In order to use the title of psychologist an individual must be registered with the College of Psychologists of BC. There are a number of psychologists who specialize in working with athletes. Psychologists work in private practices and fees vary among professionals ($75 – $200). Some service may be covered under an extended medical plan.
Moving into the performance enhancement stream, additional members of the team behind the team could include:
Exercise physiology is the study of how the human body functions during exercise and how bodily functions related to exercise can be altered by physical training. The optimal physical preparation of athletes will vary with different sports – all athletes can benefit from well-designed training programs, which address the specific fitness requirements of sport and the specific weaknesses of individual athletes. Exercise physiologists typically have Masters or PhD degrees in sport science and are members of the Canadian Society for Exercise Physiology. Most physiologists can be found working in university settings.

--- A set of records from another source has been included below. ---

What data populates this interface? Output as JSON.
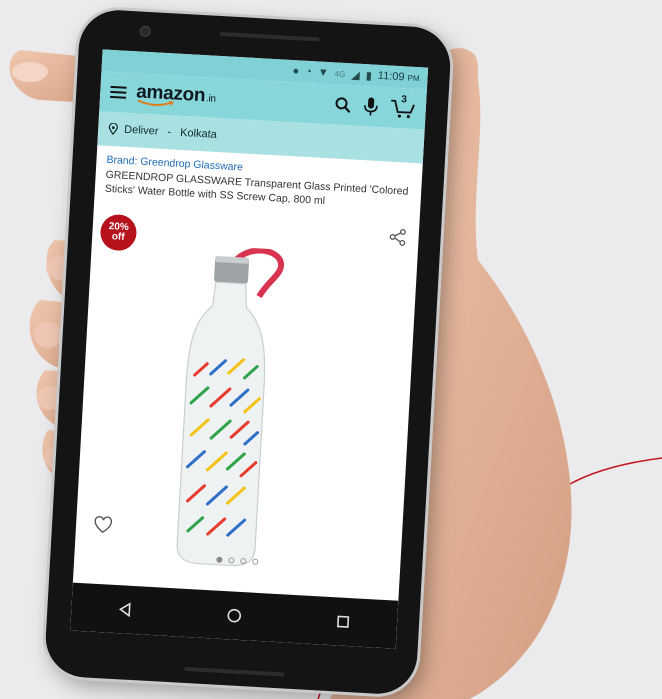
{
  "colors": {
    "accent_teal": "#86d6da",
    "discount_red": "#b5121b",
    "brand_blue": "#1f6cb6"
  },
  "statusbar": {
    "icons": [
      "location-icon",
      "alarm-icon",
      "wifi-icon",
      "signal-icon",
      "battery-icon"
    ],
    "network": "4G",
    "time": "11:09",
    "ampm": "PM"
  },
  "appbar": {
    "logo": "amazon",
    "logo_suffix": ".in",
    "cart_count": "3",
    "icons": [
      "menu-icon",
      "search-icon",
      "mic-icon",
      "cart-icon"
    ]
  },
  "deliver": {
    "label": "Deliver",
    "sep": " - ",
    "city": "Kolkata"
  },
  "product": {
    "brand": "Brand: Greendrop Glassware",
    "title": "GREENDROP GLASSWARE Transparent Glass Printed 'Colored Sticks' Water Bottle with SS Screw Cap, 800 ml",
    "discount_pct": "20%",
    "discount_word": "off",
    "image_count": 4,
    "active_image": 1
  },
  "navbar": {
    "icons": [
      "back-icon",
      "home-icon",
      "recents-icon"
    ]
  }
}
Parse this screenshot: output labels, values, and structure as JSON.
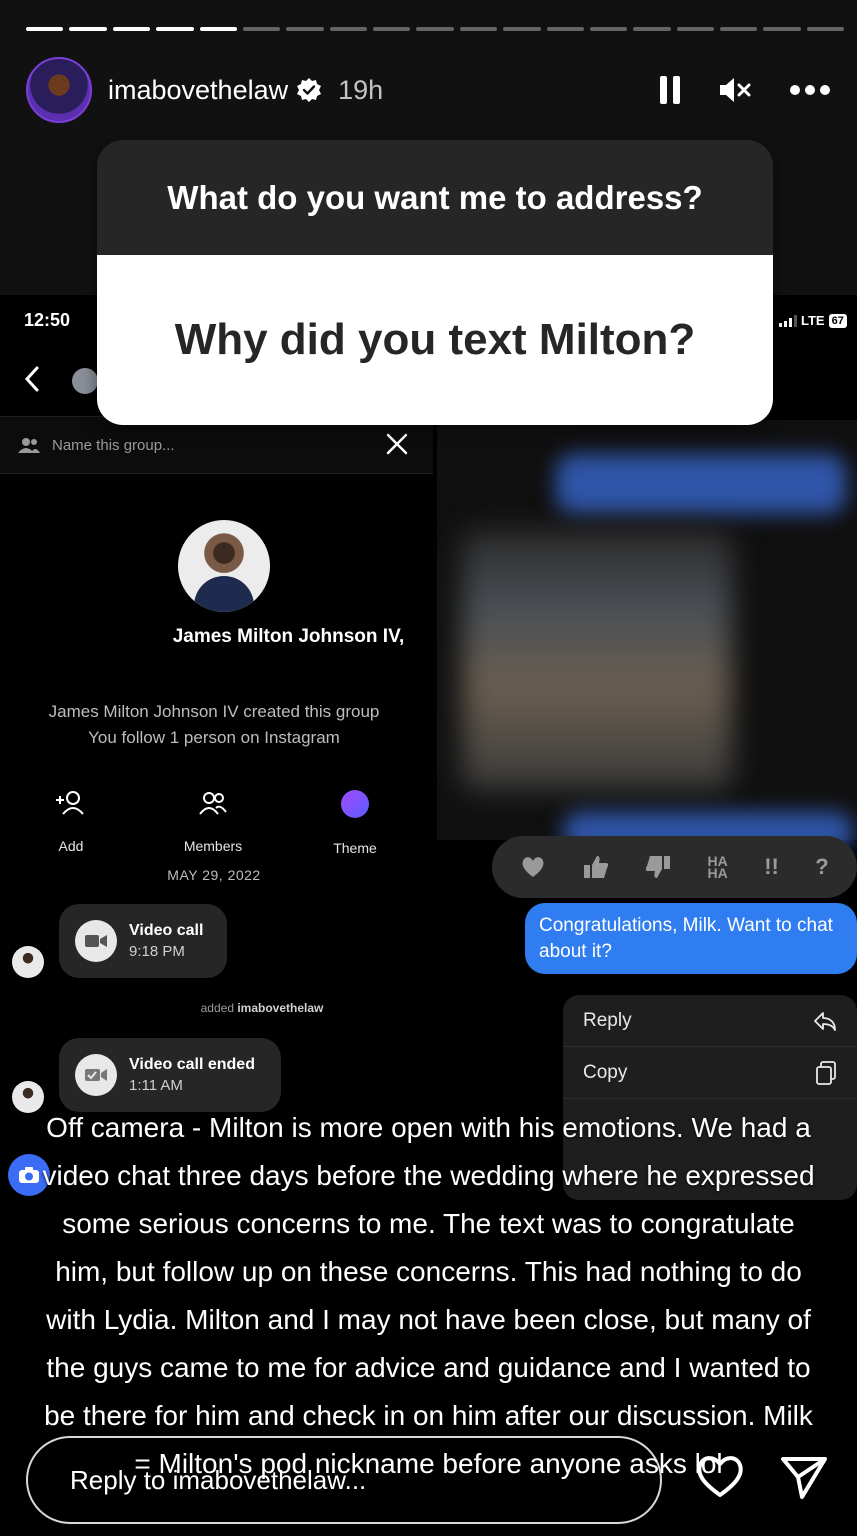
{
  "story": {
    "progress": {
      "total": 19,
      "completed": 5
    },
    "header": {
      "username": "imabovethelaw",
      "verified": true,
      "time": "19h",
      "icons": [
        "pause-icon",
        "muted-speaker-icon",
        "more-options-icon"
      ]
    },
    "question_sticker": {
      "prompt": "What do you want me to address?",
      "answer": "Why did you text Milton?"
    },
    "caption": "Off camera - Milton is more open with his emotions. We had a video chat three days before the wedding where he expressed some serious concerns to me. The text was to congratulate him, but follow up on these concerns. This had nothing to do with Lydia. Milton and I may not have been close, but many of the guys came to me for advice and guidance and I wanted to be there for him and check in on him after our discussion. Milk = Milton's pod nickname before anyone asks lol",
    "reply": {
      "placeholder": "Reply to imabovethelaw..."
    },
    "colors": {
      "accent_blue": "#2f7df0",
      "theme_purple": "#8a4dff"
    }
  },
  "screenshot": {
    "status_time": "12:50",
    "network": "LTE",
    "battery": "67",
    "group_name_placeholder": "Name this group...",
    "profile_name": "James Milton Johnson IV,",
    "info_created": "James Milton Johnson IV created this group",
    "info_follow": "You follow 1 person on Instagram",
    "actions": [
      {
        "label": "Add",
        "icon": "add-person-icon"
      },
      {
        "label": "Members",
        "icon": "members-icon"
      },
      {
        "label": "Theme",
        "icon": "theme-dot-icon"
      }
    ],
    "date": "MAY 29, 2022",
    "call1": {
      "title": "Video call",
      "time": "9:18 PM"
    },
    "added_text": "added",
    "added_user": "imabovethelaw",
    "call2": {
      "title": "Video call ended",
      "time": "1:11 AM"
    },
    "reactions": [
      "heart",
      "thumbs-up",
      "thumbs-down",
      "HA HA",
      "!!",
      "?"
    ],
    "reaction_haha": "HA\nHA",
    "reaction_exclaim": "!!",
    "reaction_question": "?",
    "message": "Congratulations, Milk. Want to chat about it?",
    "menu": [
      {
        "label": "Reply",
        "icon": "reply-arrow-icon"
      },
      {
        "label": "Copy",
        "icon": "copy-icon"
      }
    ]
  }
}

Mental trainers work with athletes in a variety of ways, including assisting them with goal setting, developing concentration, dealing with adversity, mental imagery, pre-competition preparation and effective performance evaluation. Mental trainers typically have masters or PhD degrees in related exercise science fields, and are also registered with the Canadian Mental Training Registry.
Many dietitian/nutritionists have a keen interest in sport and working with athletes. Most sport nutritionists work in private practices and assist athletes in developing optimal eating habits and identifying nutritional strategies to support maximal physical performance capacity. Qualified nutritionists often have sport science and/or nutrition science degrees and are RDN (Registered Dietitian/Nutritionists) with the BC Dietitians’ and Nutritionists’ Association.

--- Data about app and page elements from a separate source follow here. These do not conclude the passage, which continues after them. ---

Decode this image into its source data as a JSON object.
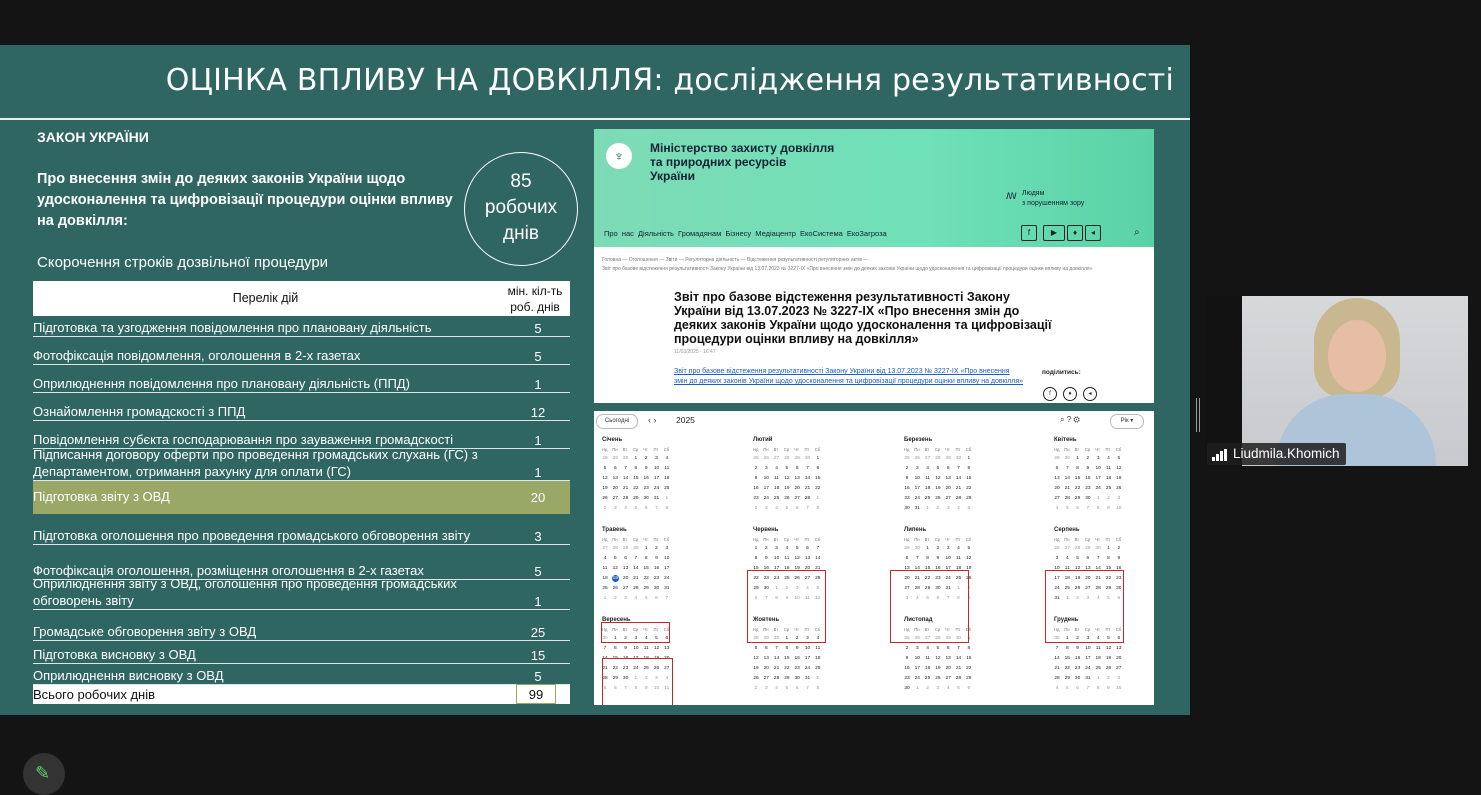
{
  "slide": {
    "title": "ОЦІНКА ВПЛИВУ НА ДОВКІЛЛЯ: дослідження результативності",
    "law_heading": "ЗАКОН УКРАЇНИ",
    "law_title": "Про внесення змін до деяких законів України щодо удосконалення та цифровізації процедури оцінки впливу на довкілля:",
    "circle": {
      "number": "85",
      "line2": "робочих",
      "line3": "днів"
    },
    "subtitle": "Скорочення строків дозвільної процедури",
    "table": {
      "col1": "Перелік дій",
      "col2_line1": "мін. кіл-ть",
      "col2_line2": "роб. днів",
      "rows": [
        {
          "name": "Підготовка та узгодження повідомлення про плановану діяльність",
          "value": "5"
        },
        {
          "name": "Фотофіксація повідомлення, оголошення в 2-х газетах",
          "value": "5"
        },
        {
          "name": "Оприлюднення повідомлення про плановану діяльність (ППД)",
          "value": "1"
        },
        {
          "name": "Ознайомлення громадскості з ППД",
          "value": "12"
        },
        {
          "name": "Повідомлення субєкта господарювання про зауваження громадскості",
          "value": "1"
        },
        {
          "name": "Підписання договору оферти про проведення громадських слухань (ГС) з Департаментом, отримання рахунку для оплати (ГС)",
          "value": "1"
        },
        {
          "name": "Підготовка звіту з ОВД",
          "value": "20"
        },
        {
          "name": "Підготовка оголошення про проведення громадського обговорення звіту",
          "value": "3"
        },
        {
          "name": "Фотофіксація оголошення, розміщення оголошення в 2-х газетах",
          "value": "5"
        },
        {
          "name": "Оприлюднення звіту з ОВД, оголошення про проведення громадських обговорень звіту",
          "value": "1"
        },
        {
          "name": "Громадське обговорення звіту з ОВД",
          "value": "25"
        },
        {
          "name": "Підготовка  висновку з ОВД",
          "value": "15"
        },
        {
          "name": "Оприлюднення висновку з ОВД",
          "value": "5"
        }
      ],
      "total_label": "Всього робочих днів",
      "total_value": "99"
    }
  },
  "site": {
    "logo_glyph": "♆",
    "ministry_line1": "Міністерство захисту довкілля",
    "ministry_line2": "та природних ресурсів",
    "ministry_line3": "України",
    "slogan_glyph": "ꟿ",
    "slogan_line1": "Людям",
    "slogan_line2": "з порушенням зору",
    "nav": "Про нас  Діяльність  Громадянам  Бізнесу  Медіацентр  ЕкоСистема  ЕкоЗагроза",
    "social": [
      "f",
      "▶",
      "♦",
      "◂"
    ],
    "search_icon": "⌕",
    "breadcrumb1": "Головна  —  Оголошення  —  Звіти  —  Регуляторна діяльність  —  Відстеження результативності регуляторних актів  —",
    "breadcrumb2": "Звіт про базове відстеження результативності Закону України від 13.07.2023 № 3227-IX «Про внесення змін до деяких законів України щодо удосконалення та цифровізації процедури оцінки впливу на довкілля»",
    "headline": "Звіт про базове відстеження результативності Закону України від 13.07.2023 № 3227-IX «Про внесення змін до деяких законів України щодо удосконалення та цифровізації процедури оцінки впливу на довкілля»",
    "date": "11/03/2025 - 16:47",
    "link": "Звіт про базове відстеження результативності Закону України від 13.07.2023 № 3227-IX «Про внесення змін до деяких законів України щодо удосконалення та цифровізації процедури оцінки впливу на довкілля»",
    "share": "поділитись:",
    "share_icons": [
      "f",
      "♦",
      "◂"
    ]
  },
  "calendar": {
    "today_btn": "Сьогодні",
    "nav": "‹   ›",
    "year": "2025",
    "tools": "⌕  ?  ⚙",
    "year_btn": "Рік ▾",
    "weekdays": [
      "Нд",
      "Пн",
      "Вт",
      "Ср",
      "Чт",
      "Пт",
      "Сб"
    ],
    "months": [
      {
        "name": "Січень",
        "start": 3,
        "len": 31
      },
      {
        "name": "Лютий",
        "start": 6,
        "len": 28
      },
      {
        "name": "Березень",
        "start": 6,
        "len": 31
      },
      {
        "name": "Квітень",
        "start": 2,
        "len": 30
      },
      {
        "name": "Травень",
        "start": 4,
        "len": 31
      },
      {
        "name": "Червень",
        "start": 0,
        "len": 30
      },
      {
        "name": "Липень",
        "start": 2,
        "len": 31
      },
      {
        "name": "Серпень",
        "start": 5,
        "len": 31
      },
      {
        "name": "Вересень",
        "start": 1,
        "len": 30
      },
      {
        "name": "Жовтень",
        "start": 3,
        "len": 31
      },
      {
        "name": "Листопад",
        "start": 6,
        "len": 30
      },
      {
        "name": "Грудень",
        "start": 1,
        "len": 31
      }
    ],
    "today_day": "19",
    "today_month": "Травень"
  },
  "participant": {
    "name": "Liudmila.Khomich"
  },
  "colors": {
    "slide_bg": "#2f6662",
    "highlight": "#9aa867",
    "mark": "#c8242c"
  }
}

Strength and Conditioning Specialists
Certified Strength and Conditioning Specialists receive their designation from the National Strength and Conditioning Association, a US based organization. Currently there is no Canadian equivalent, however, certified fitness appraisers often have been exposed to similar training in the strength and conditioning area.

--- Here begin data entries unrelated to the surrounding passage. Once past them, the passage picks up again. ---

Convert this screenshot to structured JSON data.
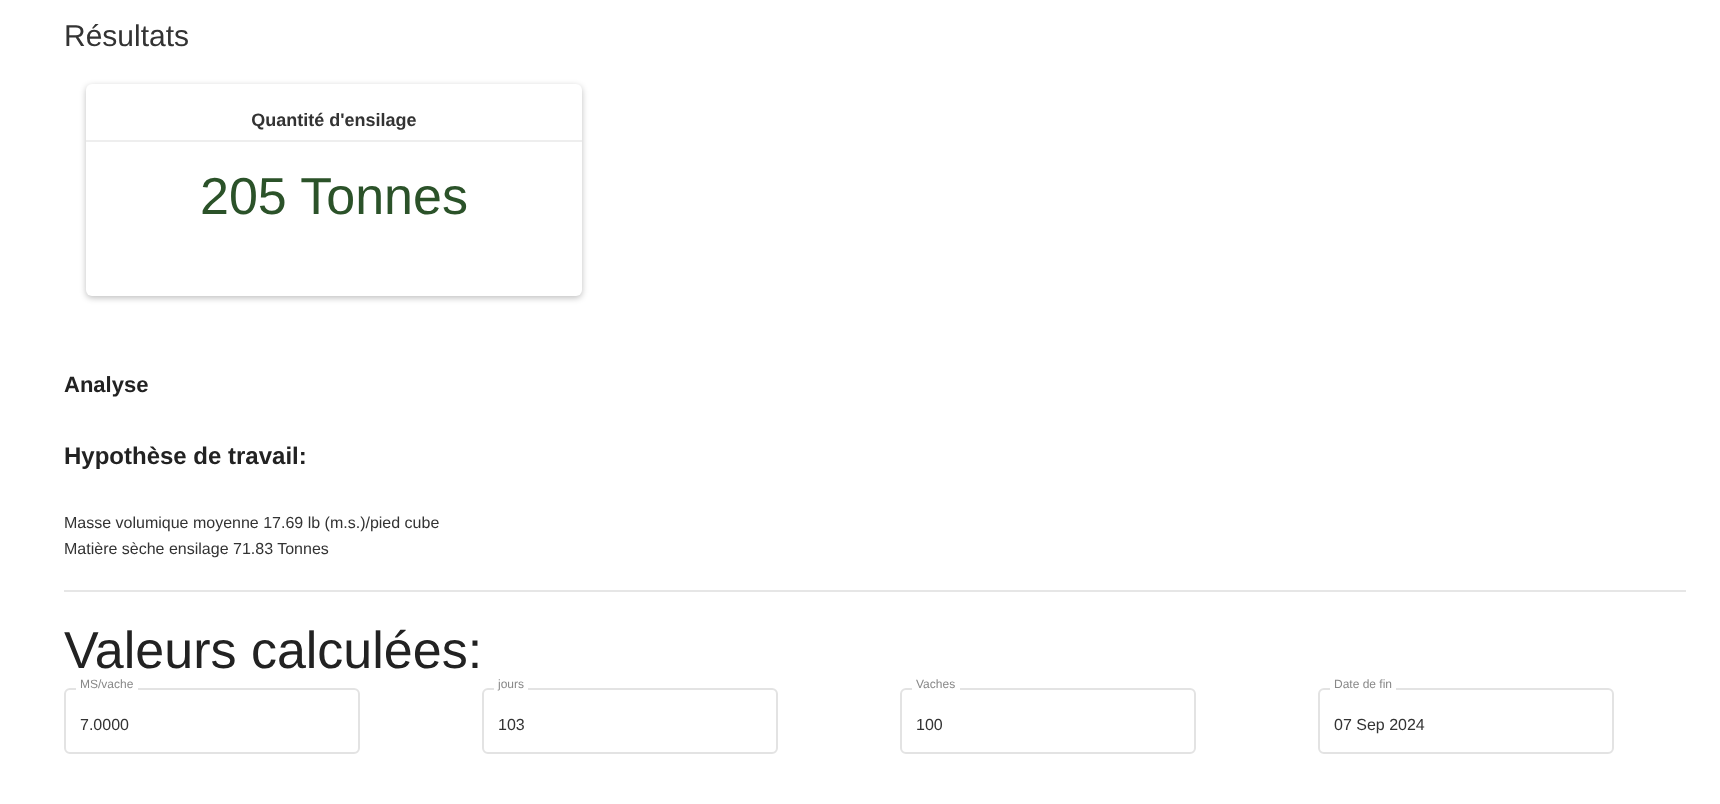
{
  "results": {
    "title": "Résultats",
    "card": {
      "title": "Quantité d'ensilage",
      "value": "205 Tonnes"
    }
  },
  "analysis": {
    "title": "Analyse",
    "subtitle": "Hypothèse de travail:",
    "lines": [
      "Masse volumique moyenne 17.69 lb (m.s.)/pied cube",
      "Matière sèche ensilage 71.83 Tonnes"
    ]
  },
  "computed": {
    "title": "Valeurs calculées:",
    "fields": [
      {
        "label": "MS/vache",
        "value": "7.0000"
      },
      {
        "label": "jours",
        "value": "103"
      },
      {
        "label": "Vaches",
        "value": "100"
      },
      {
        "label": "Date de fin",
        "value": "07 Sep 2024"
      }
    ]
  }
}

The Team behind the team should be a comprehensive one and, when working together, each member of the medical services team respects and values the contribution and skills that the other individuals bring to the group. Well prepared coaches and parents should always know who they can go in their network in order to get the right information and assistance.
One of the most well used services provided by SportMedBC is the online Directory of BC Practitioners that lists individuals who are dedicated to the development and delivery of services for the benefit of the sport, recreation and fitness communities in British Columbia. Each of the listed practitioners have met the standards set by their various professional associations to be involved in the sport medicine / sport science field. The directory is searchable by profession, area of the province, and by name. It is regularly updated and is an excellent resource for coaches and parents of athletes at all levels. To access the Directory, click here.
Copyright held by SportMedBC. For information contact email@example.com.